As a young woman in the 1960s, Sandys was the frequent traveling companion of her grandfather, Winston Churchill, in the final years of his life.
Many years later, long after Churchill’s death, she came to know him as a boy, through a trove of his letters that she and a cousin found in a tin box.
From those perspectives at opposite ends of Churchill’s long and eventful life, Sandys (pronounced “Sands”) began writing.
The daughter of Churchill’s oldest child, Diana, Sandys has produced five books on her grandfather and traveled the world researching and speaking on Churchill’s life.
At 4 p.m. on Tuesday, those travels will take Sandys to Stillwater, for a free lecture in Oklahoma State University’s McKnight Center.
She’ll talk about Winston Churchill, of course, but she’ll do it, Sandys said, in a way others can’t.
Sandys’ books include “From Winston With Love and Kisses,” which draws on letters and diaries ignored by earlier biographers, “Chasing Churchill” and “Churchill: Wanted Dead or Alive.”
The latter two are part biography, part travelogue and part memoir. In “Chasing Churchill,” Sandys retraced some of her grandfather’s journeys, including several on which she accompanied him.
“Churchill: Wanted Dead or Alive,” follows his route following a daring escape from a Boer prisoner of war camp in 1900.

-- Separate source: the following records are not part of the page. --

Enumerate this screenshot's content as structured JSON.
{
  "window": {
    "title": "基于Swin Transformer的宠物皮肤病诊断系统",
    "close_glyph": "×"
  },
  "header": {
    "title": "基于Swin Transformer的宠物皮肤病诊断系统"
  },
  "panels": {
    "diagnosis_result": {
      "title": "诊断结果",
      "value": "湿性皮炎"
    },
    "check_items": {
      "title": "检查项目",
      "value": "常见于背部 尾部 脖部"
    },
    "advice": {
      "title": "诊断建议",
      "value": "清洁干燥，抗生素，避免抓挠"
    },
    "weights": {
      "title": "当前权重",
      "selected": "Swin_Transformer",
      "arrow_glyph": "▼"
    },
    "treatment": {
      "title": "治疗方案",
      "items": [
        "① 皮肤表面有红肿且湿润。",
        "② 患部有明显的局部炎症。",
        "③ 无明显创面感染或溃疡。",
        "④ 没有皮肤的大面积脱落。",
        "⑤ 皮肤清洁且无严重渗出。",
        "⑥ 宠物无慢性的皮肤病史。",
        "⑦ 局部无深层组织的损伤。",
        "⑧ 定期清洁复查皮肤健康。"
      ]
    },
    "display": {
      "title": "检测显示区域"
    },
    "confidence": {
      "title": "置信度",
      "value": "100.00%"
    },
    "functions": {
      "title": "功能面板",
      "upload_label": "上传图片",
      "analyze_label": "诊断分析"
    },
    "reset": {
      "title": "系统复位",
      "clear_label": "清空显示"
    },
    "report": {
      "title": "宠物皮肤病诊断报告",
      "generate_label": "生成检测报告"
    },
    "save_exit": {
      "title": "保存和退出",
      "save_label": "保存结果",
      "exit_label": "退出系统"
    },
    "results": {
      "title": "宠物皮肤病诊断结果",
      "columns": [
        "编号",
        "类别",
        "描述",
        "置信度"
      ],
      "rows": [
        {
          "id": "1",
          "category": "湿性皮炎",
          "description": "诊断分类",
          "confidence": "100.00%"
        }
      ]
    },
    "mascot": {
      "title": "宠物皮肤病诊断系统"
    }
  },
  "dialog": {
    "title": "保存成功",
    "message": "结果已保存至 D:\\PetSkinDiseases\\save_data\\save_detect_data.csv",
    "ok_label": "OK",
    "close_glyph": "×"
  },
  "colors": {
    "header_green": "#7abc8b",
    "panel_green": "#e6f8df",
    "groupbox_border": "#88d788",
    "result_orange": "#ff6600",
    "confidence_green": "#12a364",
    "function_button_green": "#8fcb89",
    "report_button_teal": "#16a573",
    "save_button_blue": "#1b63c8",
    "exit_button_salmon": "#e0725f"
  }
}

“From Winston With Love and Kisses,” though, established Sandys as her generation’s family historian. Her uncle, Randolph Churchill, had written the first two volumes of Winston Churchill’s eight-volume official biography, and Sandys’ aunt, Lady Soames, published a respected biography of her mother, Clementine.
And, Winston himself was a prolific writer who had won the Nobel Prize for Literature in 1953.
Sandys, though, did not take up writing until well into her 40s.
“It was by chance, really,” she said. “I had two children late in life and dropped out of society to take care of them. When the youngest one began school, I looked around for something to do.”
She was having tea with a cousin, she said, when they opened a tin box and discovered it full of letters and diaries related to Winston Churchill’s early life. The material had been under the control of Churchill’s biographers but had not been used.
“I said, ‘This is actually amazing. Someone should do something with this,’ ” said Sandys. “(Her cousin) said, ‘Well, you do it.’ ”
The documents revealed an often lonely boy determined to prove his courage and become someone of importance.
“They were terribly moving,” said Sandys. “And I was conscious that there would not be too many troves like this in the future.”
For “Chasing Churchill” and “Churchill: Wanted Dead or Alive,” Sandys did a lot of what she calls “living research.” She visited the places in question and conducted extensive interviews to recreate Churchill’s travels.
To most people, Churchill is primarily remembered for leading the United Kingdom during World War II. But he had an extraordinarily long public life, first attracting attention as a soldier and journalist in India in the late 1890s and continuing until his death in 1965. He survived ignominious defeats and years in the political wilderness, switched political parties twice and took positions that were unpopular in their day and some that remain controversial today.
“I think it was his courage to carry on with what he thought was right when everyone else told him he was wrong,” Sandys said when asked her grandfather’s single most enduring characteristic.
Casting back to Churchill’s early years, when he often went voluntarily into harms way, Sandys said, “One, he was testing himself. Two, he wanted to become famous.”